During the key civil rights battles between 1966 and King's assassination, champion heavyweight boxer Muhammed Ali was in his own struggle: his refusal to be inducted into the United States Army on religious grounds led to a five-year legal battle which went to the Supreme Court, ultimately vindicating Ali.
When Ali was stripped of his titles, ability to box or travel, and vilified in 1966, Dr. King was fighting aspects of functional Apartheid in the Chicago area, and struggling in a volatile environment, to keep his movement non-violent. While King was receiving daily death threats, and actually pelted with bricks by young Whites at Chicago demonstrations, Ali was saying:
I ain't got no quarrel with the Vietcong. No Vietcong ever called me Nigger
No, I am not going 10,000 miles to help murder, kill, and burn other people to simply help continue the domination of white slavemasters over dark people the world over. This is the day and age when such evil injustice must come to an end:
Martin Luther King also turned against the Vietnam War, beginning in 1965, and supported Muhammed Ali's fight:
On April 4th, 1967, at New York City's Riverside Church, he delivered one of the most enduring anti-war statements in modern memory:
A true revolution of values will soon look uneasily on the glaring contrast of poverty and wealth. With righteous indignation, it will look across the seas and see individual capitalists of the West investing huge sums of money in Asia, Africa and South America, only to take the profits out with no concern for the social betterment of the countries, and say: "This is not just."Soon afterward, he based a sermon at Ebenezer Baptist Church on the Riverside address.

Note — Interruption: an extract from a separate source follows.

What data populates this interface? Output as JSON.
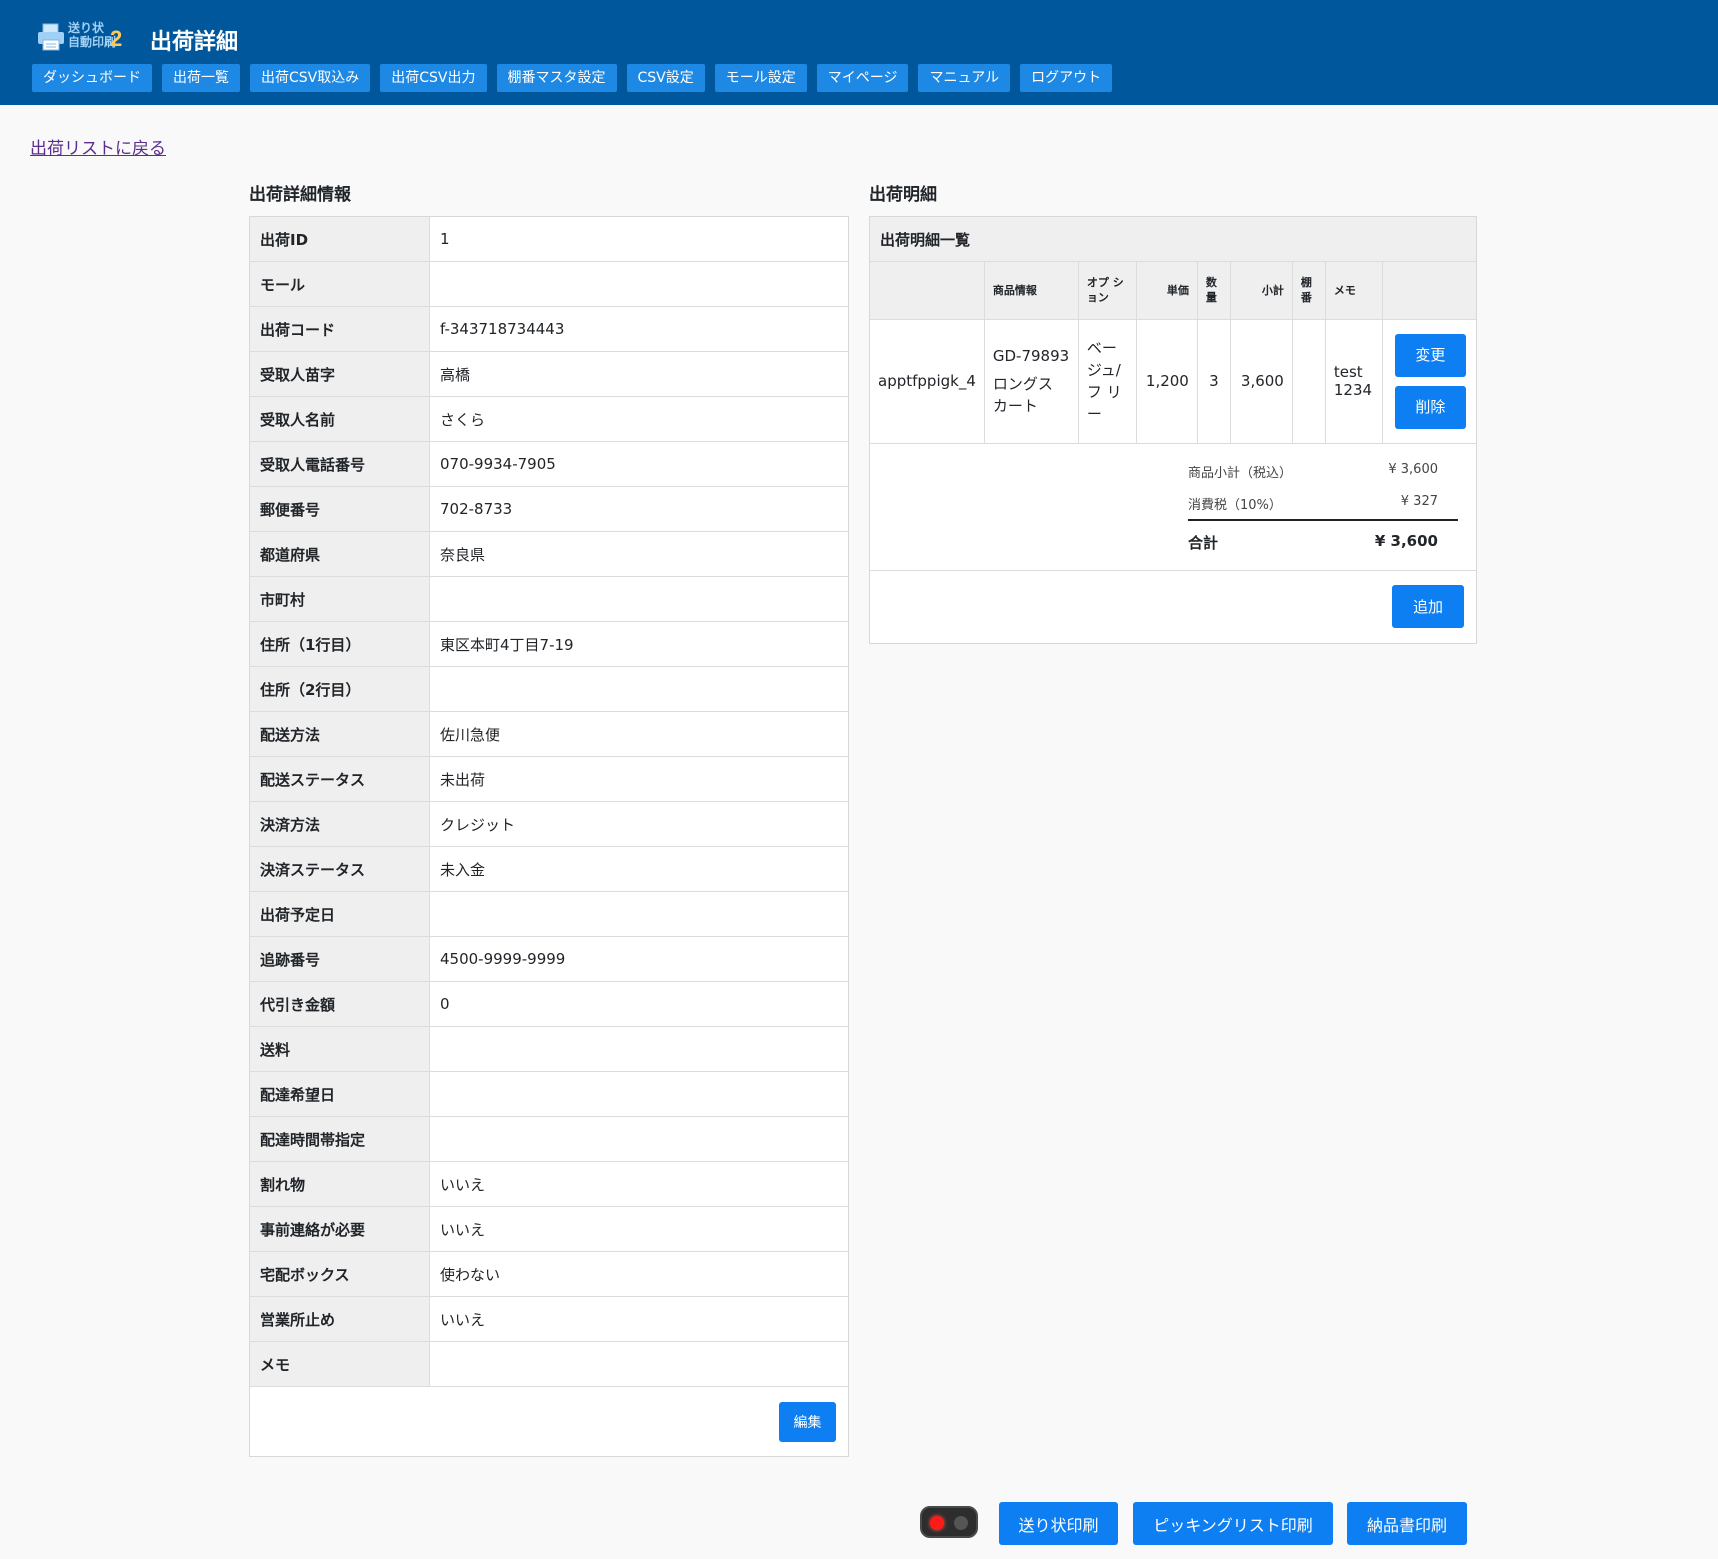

Here it is:
How much we still have to learn from these two magnificent men. Muhammed Ali gave very much. Martin Luther King gave all.
Happy Birthday, Muhammed Ali.